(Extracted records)
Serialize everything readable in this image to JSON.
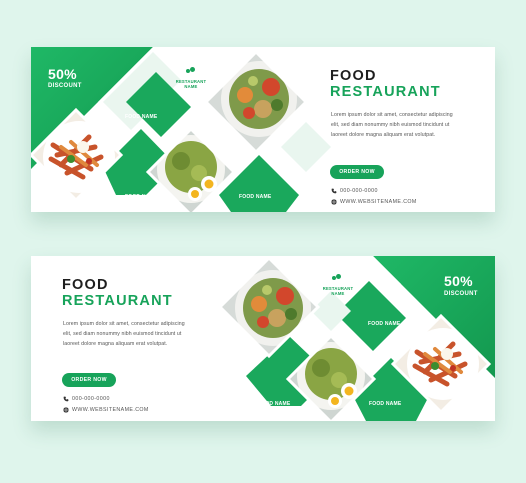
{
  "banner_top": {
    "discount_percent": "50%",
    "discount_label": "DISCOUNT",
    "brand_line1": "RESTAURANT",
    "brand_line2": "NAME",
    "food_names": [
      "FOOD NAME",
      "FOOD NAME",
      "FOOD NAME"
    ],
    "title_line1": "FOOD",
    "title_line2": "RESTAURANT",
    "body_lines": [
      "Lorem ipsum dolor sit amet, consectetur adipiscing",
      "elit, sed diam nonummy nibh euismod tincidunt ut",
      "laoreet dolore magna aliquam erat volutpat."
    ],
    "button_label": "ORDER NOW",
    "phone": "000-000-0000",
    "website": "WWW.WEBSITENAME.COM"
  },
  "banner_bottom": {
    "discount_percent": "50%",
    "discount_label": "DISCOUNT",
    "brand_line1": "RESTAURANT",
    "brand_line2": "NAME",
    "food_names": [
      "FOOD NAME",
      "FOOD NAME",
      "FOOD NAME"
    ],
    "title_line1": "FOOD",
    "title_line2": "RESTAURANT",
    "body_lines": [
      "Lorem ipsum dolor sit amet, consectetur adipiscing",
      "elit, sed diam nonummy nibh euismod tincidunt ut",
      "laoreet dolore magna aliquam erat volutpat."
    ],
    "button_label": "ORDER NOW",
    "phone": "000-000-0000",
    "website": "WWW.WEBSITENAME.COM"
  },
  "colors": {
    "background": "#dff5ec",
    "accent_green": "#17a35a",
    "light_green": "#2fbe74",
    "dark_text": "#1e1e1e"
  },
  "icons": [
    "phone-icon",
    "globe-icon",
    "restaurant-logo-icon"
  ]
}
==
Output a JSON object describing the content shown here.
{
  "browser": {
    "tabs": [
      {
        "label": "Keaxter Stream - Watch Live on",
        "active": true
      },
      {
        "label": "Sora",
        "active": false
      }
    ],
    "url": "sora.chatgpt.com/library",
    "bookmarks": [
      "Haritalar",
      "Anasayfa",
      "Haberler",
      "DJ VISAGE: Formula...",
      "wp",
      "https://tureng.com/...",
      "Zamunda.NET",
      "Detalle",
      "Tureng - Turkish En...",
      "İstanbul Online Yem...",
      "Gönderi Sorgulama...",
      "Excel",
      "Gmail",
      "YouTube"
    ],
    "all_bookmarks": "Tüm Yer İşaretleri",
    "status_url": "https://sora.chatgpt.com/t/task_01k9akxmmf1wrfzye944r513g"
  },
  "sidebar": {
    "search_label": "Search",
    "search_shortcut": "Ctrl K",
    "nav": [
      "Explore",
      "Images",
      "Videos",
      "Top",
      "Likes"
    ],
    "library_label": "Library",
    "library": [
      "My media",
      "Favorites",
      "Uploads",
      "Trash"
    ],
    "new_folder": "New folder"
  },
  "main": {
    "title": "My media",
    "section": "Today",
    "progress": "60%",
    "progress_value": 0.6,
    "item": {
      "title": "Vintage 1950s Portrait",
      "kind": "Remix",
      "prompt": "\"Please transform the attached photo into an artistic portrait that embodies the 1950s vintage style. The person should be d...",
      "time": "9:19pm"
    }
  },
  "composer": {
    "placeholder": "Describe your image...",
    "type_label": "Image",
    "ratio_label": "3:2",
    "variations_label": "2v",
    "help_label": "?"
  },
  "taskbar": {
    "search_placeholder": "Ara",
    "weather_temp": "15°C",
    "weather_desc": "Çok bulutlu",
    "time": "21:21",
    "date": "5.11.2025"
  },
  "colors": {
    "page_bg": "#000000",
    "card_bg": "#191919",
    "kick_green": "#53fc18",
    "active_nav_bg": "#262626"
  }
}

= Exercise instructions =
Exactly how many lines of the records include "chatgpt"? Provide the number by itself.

= Reply to the task =
2